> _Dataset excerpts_
=-=-=

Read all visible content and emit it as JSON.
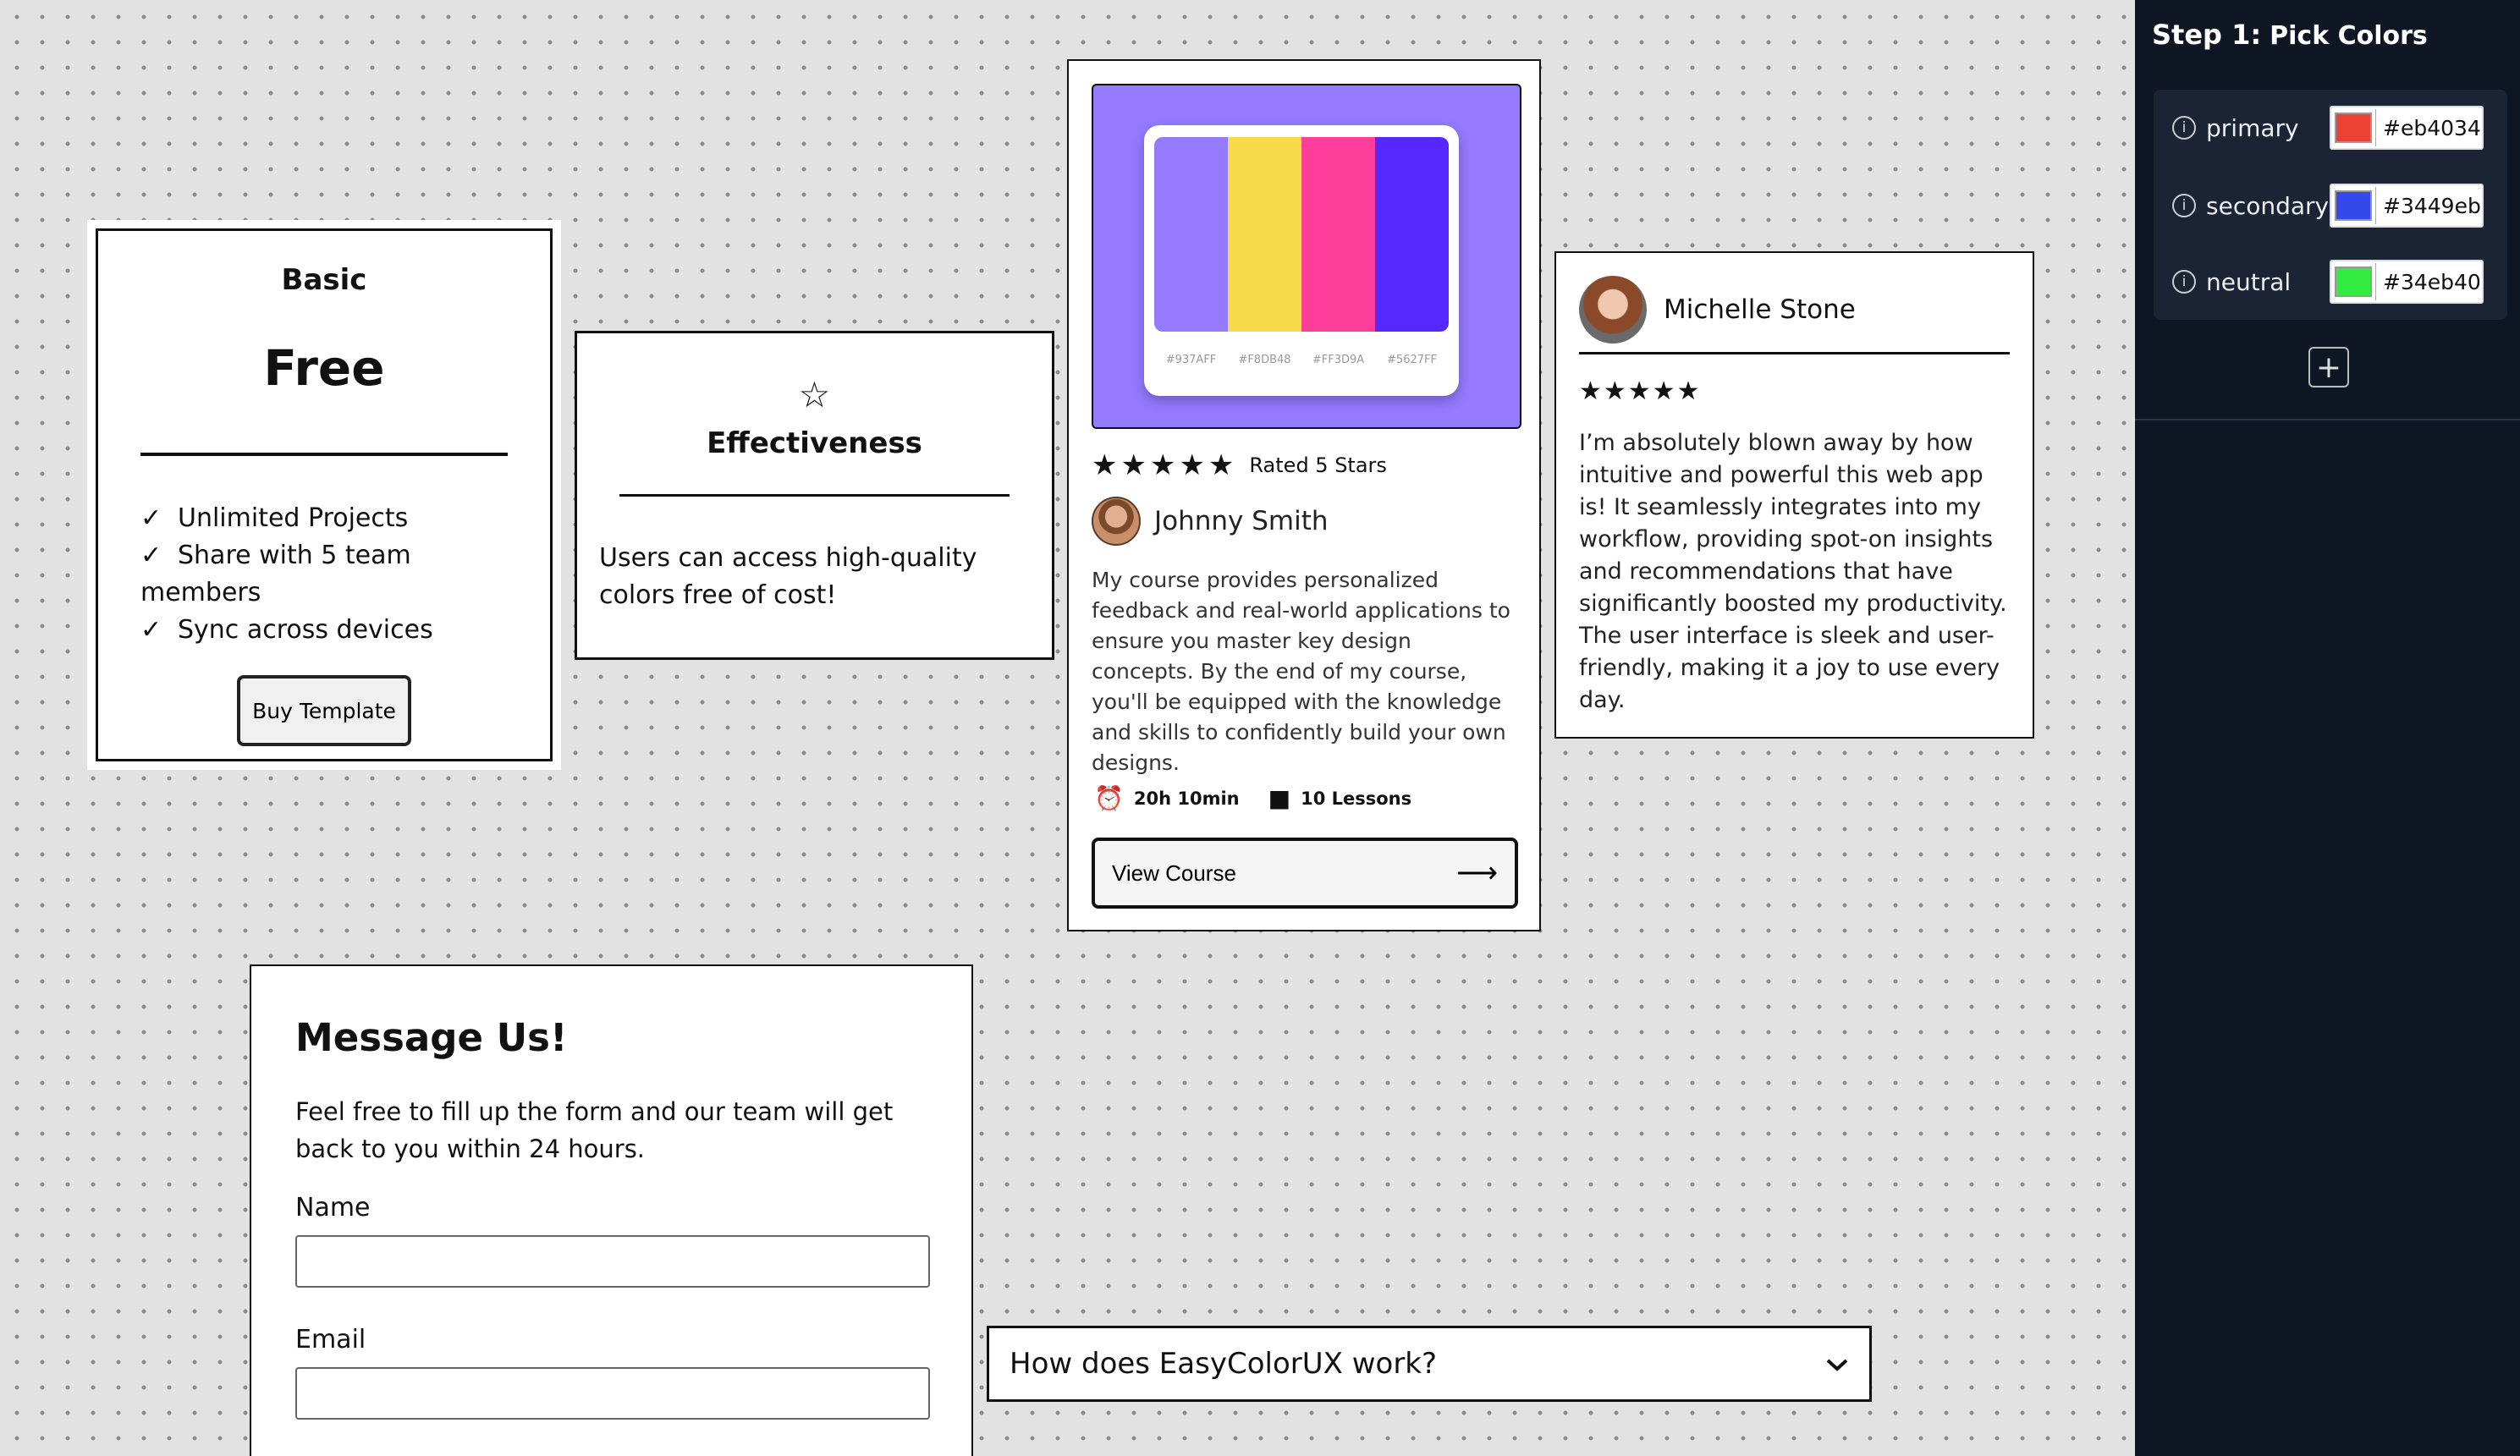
{
  "pricing": {
    "plan": "Basic",
    "price": "Free",
    "features": [
      "Unlimited Projects",
      "Share with 5 team members",
      "Sync across devices"
    ],
    "check": "✓",
    "button_label": "Buy Template"
  },
  "feature": {
    "star": "☆",
    "title": "Effectiveness",
    "description": "Users can access high-quality colors free of cost!"
  },
  "course": {
    "palette": [
      {
        "color": "#937AFF",
        "label": "#937AFF"
      },
      {
        "color": "#F8DB48",
        "label": "#F8DB48"
      },
      {
        "color": "#FF3D9A",
        "label": "#FF3D9A"
      },
      {
        "color": "#5627FF",
        "label": "#5627FF"
      }
    ],
    "stars": "★★★★★",
    "rating_text": "Rated 5 Stars",
    "author": "Johnny Smith",
    "body": "My course provides personalized feedback and real-world applications to ensure you master key design concepts. By the end of my course, you'll be equipped with the knowledge and skills to confidently build your own designs.",
    "duration_icon": "alarm-clock-icon",
    "duration": "20h 10min",
    "lessons_icon": "book-icon",
    "lessons": "10 Lessons",
    "button_label": "View Course",
    "button_arrow": "⟶"
  },
  "testimonial": {
    "name": "Michelle Stone",
    "stars": "★★★★★",
    "quote": "I’m absolutely blown away by how intuitive and powerful this web app is! It seamlessly integrates into my workflow, providing spot-on insights and recommendations that have significantly boosted my productivity. The user interface is sleek and user-friendly, making it a joy to use every day."
  },
  "contact": {
    "title": "Message Us!",
    "description": "Feel free to fill up the form and our team will get back to you within 24 hours.",
    "name_label": "Name",
    "name_value": "",
    "email_label": "Email",
    "email_value": ""
  },
  "faq": {
    "question": "How does EasyColorUX work?",
    "chevron": "⌄"
  },
  "sidebar": {
    "step_label": "Step 1:",
    "step_title": "Pick Colors",
    "info_glyph": "i",
    "colors": [
      {
        "name": "primary",
        "hex": "#eb4034"
      },
      {
        "name": "secondary",
        "hex": "#3449eb"
      },
      {
        "name": "neutral",
        "hex": "#34eb40"
      }
    ],
    "add_glyph": "+"
  }
}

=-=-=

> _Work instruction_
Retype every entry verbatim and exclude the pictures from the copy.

> _Solved exercise_
Read all visible content and emit it as JSON.
{
  "pricing": {
    "plan": "Basic",
    "price": "Free",
    "features": [
      "Unlimited Projects",
      "Share with 5 team members",
      "Sync across devices"
    ],
    "check": "✓",
    "button_label": "Buy Template"
  },
  "feature": {
    "star": "☆",
    "title": "Effectiveness",
    "description": "Users can access high-quality colors free of cost!"
  },
  "course": {
    "palette": [
      {
        "color": "#937AFF",
        "label": "#937AFF"
      },
      {
        "color": "#F8DB48",
        "label": "#F8DB48"
      },
      {
        "color": "#FF3D9A",
        "label": "#FF3D9A"
      },
      {
        "color": "#5627FF",
        "label": "#5627FF"
      }
    ],
    "stars": "★★★★★",
    "rating_text": "Rated 5 Stars",
    "author": "Johnny Smith",
    "body": "My course provides personalized feedback and real-world applications to ensure you master key design concepts. By the end of my course, you'll be equipped with the knowledge and skills to confidently build your own designs.",
    "duration_icon": "alarm-clock-icon",
    "duration": "20h 10min",
    "lessons_icon": "book-icon",
    "lessons": "10 Lessons",
    "button_label": "View Course",
    "button_arrow": "⟶"
  },
  "testimonial": {
    "name": "Michelle Stone",
    "stars": "★★★★★",
    "quote": "I’m absolutely blown away by how intuitive and powerful this web app is! It seamlessly integrates into my workflow, providing spot-on insights and recommendations that have significantly boosted my productivity. The user interface is sleek and user-friendly, making it a joy to use every day."
  },
  "contact": {
    "title": "Message Us!",
    "description": "Feel free to fill up the form and our team will get back to you within 24 hours.",
    "name_label": "Name",
    "name_value": "",
    "email_label": "Email",
    "email_value": ""
  },
  "faq": {
    "question": "How does EasyColorUX work?",
    "chevron": "⌄"
  },
  "sidebar": {
    "step_label": "Step 1:",
    "step_title": "Pick Colors",
    "info_glyph": "i",
    "colors": [
      {
        "name": "primary",
        "hex": "#eb4034"
      },
      {
        "name": "secondary",
        "hex": "#3449eb"
      },
      {
        "name": "neutral",
        "hex": "#34eb40"
      }
    ],
    "add_glyph": "+"
  }
}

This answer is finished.